> **Task objective**: Please copy all of the records exactly, leaving nothing out.
START Exercise inputs
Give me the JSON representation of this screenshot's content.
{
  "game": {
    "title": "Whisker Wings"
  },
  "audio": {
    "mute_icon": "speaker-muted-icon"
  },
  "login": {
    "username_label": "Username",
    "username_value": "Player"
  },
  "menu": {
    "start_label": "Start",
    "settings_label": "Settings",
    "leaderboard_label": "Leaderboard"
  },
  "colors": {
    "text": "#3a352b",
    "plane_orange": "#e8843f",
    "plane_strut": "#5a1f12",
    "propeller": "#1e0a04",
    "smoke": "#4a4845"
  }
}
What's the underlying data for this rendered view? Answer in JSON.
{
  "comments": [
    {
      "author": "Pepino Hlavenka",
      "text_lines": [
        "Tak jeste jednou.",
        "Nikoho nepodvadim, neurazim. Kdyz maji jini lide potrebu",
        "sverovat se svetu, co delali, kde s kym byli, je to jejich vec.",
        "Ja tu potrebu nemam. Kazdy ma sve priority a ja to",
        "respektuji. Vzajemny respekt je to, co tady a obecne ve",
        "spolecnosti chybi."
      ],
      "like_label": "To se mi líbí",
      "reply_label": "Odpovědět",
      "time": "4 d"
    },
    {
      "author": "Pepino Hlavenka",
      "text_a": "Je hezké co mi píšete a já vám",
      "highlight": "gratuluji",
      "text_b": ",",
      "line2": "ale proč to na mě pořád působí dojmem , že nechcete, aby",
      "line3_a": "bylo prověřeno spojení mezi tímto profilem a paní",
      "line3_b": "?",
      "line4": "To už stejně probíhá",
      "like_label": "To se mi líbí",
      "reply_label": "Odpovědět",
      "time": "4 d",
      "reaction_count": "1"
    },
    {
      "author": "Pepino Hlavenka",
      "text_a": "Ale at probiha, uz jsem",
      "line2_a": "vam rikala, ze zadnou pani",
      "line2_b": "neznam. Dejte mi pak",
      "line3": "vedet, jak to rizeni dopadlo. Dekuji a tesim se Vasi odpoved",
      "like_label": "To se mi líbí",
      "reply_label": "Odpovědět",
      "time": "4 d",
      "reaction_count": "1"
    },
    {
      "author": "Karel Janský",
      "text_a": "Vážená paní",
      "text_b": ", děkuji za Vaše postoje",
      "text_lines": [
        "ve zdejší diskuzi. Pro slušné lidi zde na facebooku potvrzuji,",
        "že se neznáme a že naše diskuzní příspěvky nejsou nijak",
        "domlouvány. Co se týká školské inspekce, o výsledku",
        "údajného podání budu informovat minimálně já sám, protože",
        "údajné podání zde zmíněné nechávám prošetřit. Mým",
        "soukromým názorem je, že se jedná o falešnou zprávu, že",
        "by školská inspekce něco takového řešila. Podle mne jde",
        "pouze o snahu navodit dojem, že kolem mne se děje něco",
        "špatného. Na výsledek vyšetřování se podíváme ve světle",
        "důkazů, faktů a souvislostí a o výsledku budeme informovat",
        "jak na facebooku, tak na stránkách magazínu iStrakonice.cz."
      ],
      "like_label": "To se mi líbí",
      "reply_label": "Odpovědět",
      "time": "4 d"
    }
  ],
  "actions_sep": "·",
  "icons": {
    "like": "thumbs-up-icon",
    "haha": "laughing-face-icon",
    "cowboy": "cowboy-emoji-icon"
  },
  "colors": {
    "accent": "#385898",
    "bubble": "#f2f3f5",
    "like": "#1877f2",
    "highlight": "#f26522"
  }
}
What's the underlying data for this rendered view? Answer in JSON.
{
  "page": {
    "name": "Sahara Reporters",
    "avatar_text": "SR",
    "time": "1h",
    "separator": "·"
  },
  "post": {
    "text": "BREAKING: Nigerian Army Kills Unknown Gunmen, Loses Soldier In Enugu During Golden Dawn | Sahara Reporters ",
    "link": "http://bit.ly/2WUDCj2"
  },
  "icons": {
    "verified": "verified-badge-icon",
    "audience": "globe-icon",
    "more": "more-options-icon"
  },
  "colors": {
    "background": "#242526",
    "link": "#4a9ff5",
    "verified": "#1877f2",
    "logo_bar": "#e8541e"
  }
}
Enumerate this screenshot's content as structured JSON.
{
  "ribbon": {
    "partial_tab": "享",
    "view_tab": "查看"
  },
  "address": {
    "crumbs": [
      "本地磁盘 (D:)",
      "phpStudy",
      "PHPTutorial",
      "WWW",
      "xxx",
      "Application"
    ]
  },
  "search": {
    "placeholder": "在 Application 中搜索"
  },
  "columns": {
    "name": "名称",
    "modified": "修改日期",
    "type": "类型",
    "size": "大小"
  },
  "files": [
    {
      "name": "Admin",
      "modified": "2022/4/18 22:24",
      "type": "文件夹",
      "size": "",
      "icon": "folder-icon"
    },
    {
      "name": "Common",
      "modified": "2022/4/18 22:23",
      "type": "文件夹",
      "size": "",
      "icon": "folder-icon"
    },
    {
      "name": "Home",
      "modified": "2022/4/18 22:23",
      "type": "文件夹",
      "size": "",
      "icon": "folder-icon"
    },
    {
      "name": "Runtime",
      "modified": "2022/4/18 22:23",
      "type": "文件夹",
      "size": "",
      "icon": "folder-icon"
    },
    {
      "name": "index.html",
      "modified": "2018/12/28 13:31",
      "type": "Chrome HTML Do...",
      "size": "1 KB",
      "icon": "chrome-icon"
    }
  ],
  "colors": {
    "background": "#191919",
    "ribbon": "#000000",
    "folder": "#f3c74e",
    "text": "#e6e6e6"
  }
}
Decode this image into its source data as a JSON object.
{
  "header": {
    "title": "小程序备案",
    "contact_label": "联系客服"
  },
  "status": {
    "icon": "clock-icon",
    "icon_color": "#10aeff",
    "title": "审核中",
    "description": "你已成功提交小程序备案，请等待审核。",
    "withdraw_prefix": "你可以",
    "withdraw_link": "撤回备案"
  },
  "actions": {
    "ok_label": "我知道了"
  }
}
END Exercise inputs
> **Response area**:
Give me the JSON representation of this screenshot's content.
{
  "game": {
    "title": "Whisker Wings"
  },
  "audio": {
    "mute_icon": "speaker-muted-icon"
  },
  "login": {
    "username_label": "Username",
    "username_value": "Player"
  },
  "menu": {
    "start_label": "Start",
    "settings_label": "Settings",
    "leaderboard_label": "Leaderboard"
  },
  "colors": {
    "text": "#3a352b",
    "plane_orange": "#e8843f",
    "plane_strut": "#5a1f12",
    "propeller": "#1e0a04",
    "smoke": "#4a4845"
  }
}
What's the underlying data for this rendered view? Answer in JSON.
{
  "comments": [
    {
      "author": "Pepino Hlavenka",
      "text_lines": [
        "Tak jeste jednou.",
        "Nikoho nepodvadim, neurazim. Kdyz maji jini lide potrebu",
        "sverovat se svetu, co delali, kde s kym byli, je to jejich vec.",
        "Ja tu potrebu nemam. Kazdy ma sve priority a ja to",
        "respektuji. Vzajemny respekt je to, co tady a obecne ve",
        "spolecnosti chybi."
      ],
      "like_label": "To se mi líbí",
      "reply_label": "Odpovědět",
      "time": "4 d"
    },
    {
      "author": "Pepino Hlavenka",
      "text_a": "Je hezké co mi píšete a já vám",
      "highlight": "gratuluji",
      "text_b": ",",
      "line2": "ale proč to na mě pořád působí dojmem , že nechcete, aby",
      "line3_a": "bylo prověřeno spojení mezi tímto profilem a paní",
      "line3_b": "?",
      "line4": "To už stejně probíhá",
      "like_label": "To se mi líbí",
      "reply_label": "Odpovědět",
      "time": "4 d",
      "reaction_count": "1"
    },
    {
      "author": "Pepino Hlavenka",
      "text_a": "Ale at probiha, uz jsem",
      "line2_a": "vam rikala, ze zadnou pani",
      "line2_b": "neznam. Dejte mi pak",
      "line3": "vedet, jak to rizeni dopadlo. Dekuji a tesim se Vasi odpoved",
      "like_label": "To se mi líbí",
      "reply_label": "Odpovědět",
      "time": "4 d",
      "reaction_count": "1"
    },
    {
      "author": "Karel Janský",
      "text_a": "Vážená paní",
      "text_b": ", děkuji za Vaše postoje",
      "text_lines": [
        "ve zdejší diskuzi. Pro slušné lidi zde na facebooku potvrzuji,",
        "že se neznáme a že naše diskuzní příspěvky nejsou nijak",
        "domlouvány. Co se týká školské inspekce, o výsledku",
        "údajného podání budu informovat minimálně já sám, protože",
        "údajné podání zde zmíněné nechávám prošetřit. Mým",
        "soukromým názorem je, že se jedná o falešnou zprávu, že",
        "by školská inspekce něco takového řešila. Podle mne jde",
        "pouze o snahu navodit dojem, že kolem mne se děje něco",
        "špatného. Na výsledek vyšetřování se podíváme ve světle",
        "důkazů, faktů a souvislostí a o výsledku budeme informovat",
        "jak na facebooku, tak na stránkách magazínu iStrakonice.cz."
      ],
      "like_label": "To se mi líbí",
      "reply_label": "Odpovědět",
      "time": "4 d"
    }
  ],
  "actions_sep": "·",
  "icons": {
    "like": "thumbs-up-icon",
    "haha": "laughing-face-icon",
    "cowboy": "cowboy-emoji-icon"
  },
  "colors": {
    "accent": "#385898",
    "bubble": "#f2f3f5",
    "like": "#1877f2",
    "highlight": "#f26522"
  }
}
What's the underlying data for this rendered view? Answer in JSON.
{
  "page": {
    "name": "Sahara Reporters",
    "avatar_text": "SR",
    "time": "1h",
    "separator": "·"
  },
  "post": {
    "text": "BREAKING: Nigerian Army Kills Unknown Gunmen, Loses Soldier In Enugu During Golden Dawn | Sahara Reporters ",
    "link": "http://bit.ly/2WUDCj2"
  },
  "icons": {
    "verified": "verified-badge-icon",
    "audience": "globe-icon",
    "more": "more-options-icon"
  },
  "colors": {
    "background": "#242526",
    "link": "#4a9ff5",
    "verified": "#1877f2",
    "logo_bar": "#e8541e"
  }
}
Enumerate this screenshot's content as structured JSON.
{
  "ribbon": {
    "partial_tab": "享",
    "view_tab": "查看"
  },
  "address": {
    "crumbs": [
      "本地磁盘 (D:)",
      "phpStudy",
      "PHPTutorial",
      "WWW",
      "xxx",
      "Application"
    ]
  },
  "search": {
    "placeholder": "在 Application 中搜索"
  },
  "columns": {
    "name": "名称",
    "modified": "修改日期",
    "type": "类型",
    "size": "大小"
  },
  "files": [
    {
      "name": "Admin",
      "modified": "2022/4/18 22:24",
      "type": "文件夹",
      "size": "",
      "icon": "folder-icon"
    },
    {
      "name": "Common",
      "modified": "2022/4/18 22:23",
      "type": "文件夹",
      "size": "",
      "icon": "folder-icon"
    },
    {
      "name": "Home",
      "modified": "2022/4/18 22:23",
      "type": "文件夹",
      "size": "",
      "icon": "folder-icon"
    },
    {
      "name": "Runtime",
      "modified": "2022/4/18 22:23",
      "type": "文件夹",
      "size": "",
      "icon": "folder-icon"
    },
    {
      "name": "index.html",
      "modified": "2018/12/28 13:31",
      "type": "Chrome HTML Do...",
      "size": "1 KB",
      "icon": "chrome-icon"
    }
  ],
  "colors": {
    "background": "#191919",
    "ribbon": "#000000",
    "folder": "#f3c74e",
    "text": "#e6e6e6"
  }
}
Decode this image into its source data as a JSON object.
{
  "header": {
    "title": "小程序备案",
    "contact_label": "联系客服"
  },
  "status": {
    "icon": "clock-icon",
    "icon_color": "#10aeff",
    "title": "审核中",
    "description": "你已成功提交小程序备案，请等待审核。",
    "withdraw_prefix": "你可以",
    "withdraw_link": "撤回备案"
  },
  "actions": {
    "ok_label": "我知道了"
  }
}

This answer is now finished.